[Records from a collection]
- - - - -

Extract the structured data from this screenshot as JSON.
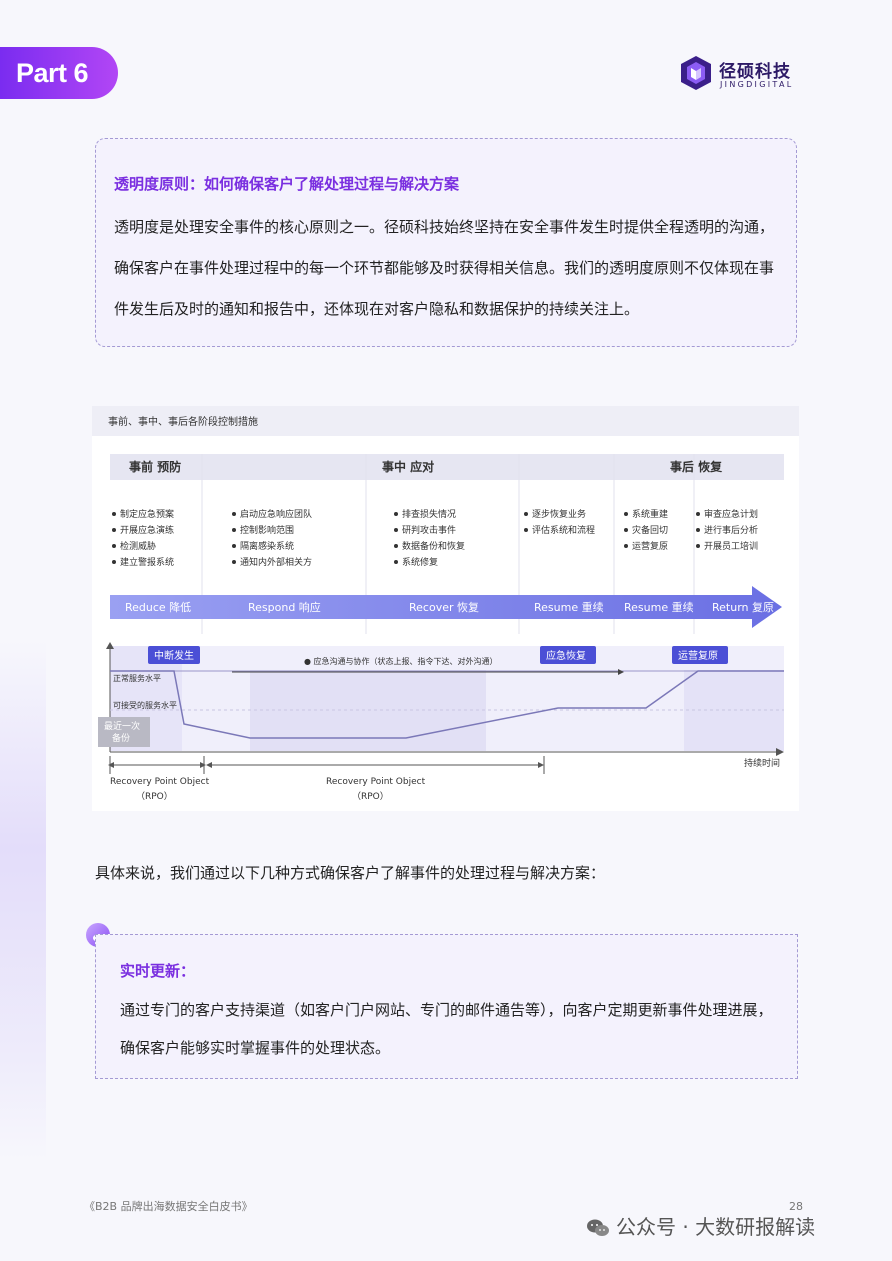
{
  "header": {
    "part_label": "Part 6"
  },
  "logo": {
    "name_cn": "径硕科技",
    "name_en": "JINGDIGITAL"
  },
  "principle_box": {
    "heading": "透明度原则：如何确保客户了解处理过程与解决方案",
    "body": "透明度是处理安全事件的核心原则之一。径硕科技始终坚持在安全事件发生时提供全程透明的沟通，确保客户在事件处理过程中的每一个环节都能够及时获得相关信息。我们的透明度原则不仅体现在事件发生后及时的通知和报告中，还体现在对客户隐私和数据保护的持续关注上。"
  },
  "figure": {
    "title": "事前、事中、事后各阶段控制措施",
    "phases": [
      "事前 预防",
      "事中 应对",
      "事后 恢复"
    ],
    "measures": [
      [
        "制定应急预案",
        "开展应急演练",
        "检测威胁",
        "建立警报系统"
      ],
      [
        "启动应急响应团队",
        "控制影响范围",
        "隔离感染系统",
        "通知内外部相关方"
      ],
      [
        "排查损失情况",
        "研判攻击事件",
        "数据备份和恢复",
        "系统修复"
      ],
      [
        "逐步恢复业务",
        "评估系统和流程"
      ],
      [
        "系统重建",
        "灾备回切",
        "运营复原"
      ],
      [
        "审查应急计划",
        "进行事后分析",
        "开展员工培训"
      ]
    ],
    "arrow_stages": [
      "Reduce 降低",
      "Respond 响应",
      "Recover 恢复",
      "Resume 重续",
      "Resume 重续",
      "Return 复原"
    ],
    "markers": {
      "incident": "中断发生",
      "emergency_recovery": "应急恢复",
      "ops_restore": "运营复原"
    },
    "communication_note": "● 应急沟通与协作（状态上报、指令下达、对外沟通）",
    "levels": {
      "normal": "正常服务水平",
      "acceptable": "可接受的服务水平"
    },
    "backup_label": [
      "最近一次",
      "备份"
    ],
    "time_axis": "持续时间",
    "rpo_left": [
      "Recovery Point Object",
      "（RPO）"
    ],
    "rpo_right": [
      "Recovery Point Object",
      "（RPO）"
    ]
  },
  "intro_text": "具体来说，我们通过以下几种方式确保客户了解事件的处理过程与解决方案：",
  "update_box": {
    "heading": "实时更新：",
    "body": "通过专门的客户支持渠道（如客户门户网站、专门的邮件通告等），向客户定期更新事件处理进展，确保客户能够实时掌握事件的处理状态。"
  },
  "footer": {
    "title": "《B2B 品牌出海数据安全白皮书》",
    "page": "28",
    "watermark": "公众号 · 大数研报解读"
  },
  "colors": {
    "brand_purple": "#7a2fe0",
    "arrow_blue": "#7b7fe6",
    "marker_blue": "#4b4fd6"
  }
}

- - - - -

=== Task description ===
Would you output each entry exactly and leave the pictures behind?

=== Answer below ===
Extract the structured data from this screenshot as JSON.
{
  "header": {
    "part_label": "Part 6"
  },
  "logo": {
    "name_cn": "径硕科技",
    "name_en": "JINGDIGITAL"
  },
  "principle_box": {
    "heading": "透明度原则：如何确保客户了解处理过程与解决方案",
    "body": "透明度是处理安全事件的核心原则之一。径硕科技始终坚持在安全事件发生时提供全程透明的沟通，确保客户在事件处理过程中的每一个环节都能够及时获得相关信息。我们的透明度原则不仅体现在事件发生后及时的通知和报告中，还体现在对客户隐私和数据保护的持续关注上。"
  },
  "figure": {
    "title": "事前、事中、事后各阶段控制措施",
    "phases": [
      "事前 预防",
      "事中 应对",
      "事后 恢复"
    ],
    "measures": [
      [
        "制定应急预案",
        "开展应急演练",
        "检测威胁",
        "建立警报系统"
      ],
      [
        "启动应急响应团队",
        "控制影响范围",
        "隔离感染系统",
        "通知内外部相关方"
      ],
      [
        "排查损失情况",
        "研判攻击事件",
        "数据备份和恢复",
        "系统修复"
      ],
      [
        "逐步恢复业务",
        "评估系统和流程"
      ],
      [
        "系统重建",
        "灾备回切",
        "运营复原"
      ],
      [
        "审查应急计划",
        "进行事后分析",
        "开展员工培训"
      ]
    ],
    "arrow_stages": [
      "Reduce 降低",
      "Respond 响应",
      "Recover 恢复",
      "Resume 重续",
      "Resume 重续",
      "Return 复原"
    ],
    "markers": {
      "incident": "中断发生",
      "emergency_recovery": "应急恢复",
      "ops_restore": "运营复原"
    },
    "communication_note": "● 应急沟通与协作（状态上报、指令下达、对外沟通）",
    "levels": {
      "normal": "正常服务水平",
      "acceptable": "可接受的服务水平"
    },
    "backup_label": [
      "最近一次",
      "备份"
    ],
    "time_axis": "持续时间",
    "rpo_left": [
      "Recovery Point Object",
      "（RPO）"
    ],
    "rpo_right": [
      "Recovery Point Object",
      "（RPO）"
    ]
  },
  "intro_text": "具体来说，我们通过以下几种方式确保客户了解事件的处理过程与解决方案：",
  "update_box": {
    "heading": "实时更新：",
    "body": "通过专门的客户支持渠道（如客户门户网站、专门的邮件通告等），向客户定期更新事件处理进展，确保客户能够实时掌握事件的处理状态。"
  },
  "footer": {
    "title": "《B2B 品牌出海数据安全白皮书》",
    "page": "28",
    "watermark": "公众号 · 大数研报解读"
  },
  "colors": {
    "brand_purple": "#7a2fe0",
    "arrow_blue": "#7b7fe6",
    "marker_blue": "#4b4fd6"
  }
}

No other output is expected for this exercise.